So my inclination is to study the Old Testament for clues as to how this might work. My long-term goal is to follow this degree with one in literature, so as to continue deepening my understanding of how to develop themes in my writing, but I don’t want to move forward in that without first having the strong undergirding of Scripture and theology to direct those studies.
In looking over the MA/Old Testament course path, I notice that there are several classes included in that degree that I am very interested in, but only one slot for an elective. Looking at the Theology and Christian Studies concentrations as well, I see that either would offer me more elective slots, but do not contain the language studies (which greatly interest me), and the OT track’s thesis option would give me some leeway to develop a particular area of interest outside of electives. Meanwhile, I have identified about twenty classes I’d love to take, all of which would have to be taken as electives (although many are only of personal interest and I might simply audit them after graduation).
Sorry to have gone on at such length, and I appreciate you hearing me out. Is there any guidance you can provide as to whether an OT degree is the correct path for me, considering my specific concerns?
Thank you very much,
Laure Hittle

Throwing myself down stairs

i have been stalking Pete Peterson lately.

This started with reading his brother Andrew’s Wingfeather Saga to my husband while we drove back and forth between Colorado and Indiana this winter. That led to listening to Andrew’s music, then to listening to more music by friends of theirs, then reading articles on their website, The Rabbit Room. i bought Pete’s historical fiction series and Jonathan and i are reading them together. i discovered, quite by accident, a piece of brilliantly nonsensical blogfiction that Pete wrote back in 2005-2006 (if i have already spoken to you about this and you have not gone on to read it, shame; it is most indibnible). So one thing led to another, and now i am quite unapologetically stalking Pete Peterson, fangirl-style, on the internet.

Lately that stalking has taken the form of calling up the Rabbit Room archives, looking for anything Pete’s written, and discovering an old narrative that has long since come to a conclusion, but was clearly a struggle for him over the course of several years. As i read, i am being drawn into an epic battle between a man’s heart and his seemingly empty prospects for marriage and publication and hope (oh, treacherous hope!) and answers.

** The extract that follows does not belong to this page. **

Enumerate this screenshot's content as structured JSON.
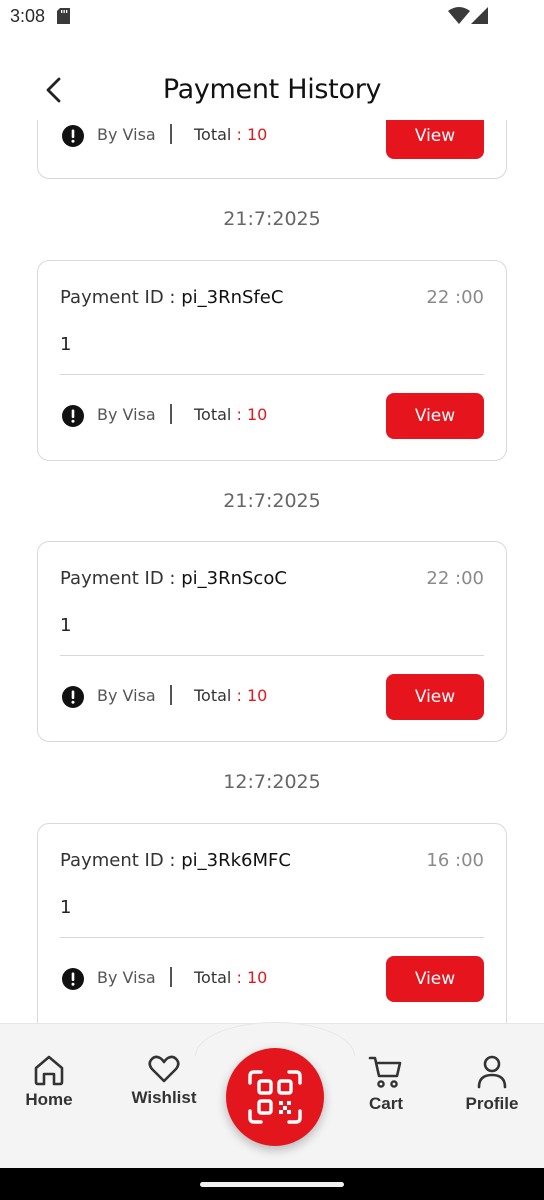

Although i am reading these things long after they have been resolved, the emotions he expresses in his very honest posts about this struggle are much too familiar. In the reading, i am transported—to his past, to my past, to my present, and to my own fear of and need for hope. i am just now realizing that this path is leading me somewhere. Somewhere i want to go, but shrink from all the same.

There seems to be a strange sort of convergence happening. i fear a lobidious syzygy. And the result of this is that i, like Pete did over five years ago, must throw myself headlong down the stairs and pray that G-d will catch me, even as i fear that He will not and i will break my neck in the fall. Out of his past, Pete urges me toward my future. i may break my neck and lie on the stairs gasping paralyzed in shuddering pain. But throw myself down i must, and trust that G-d will remake me, pleased by my self-abandonment as well as my acceptance of who He made, and is making, me to be.

i am returning to school.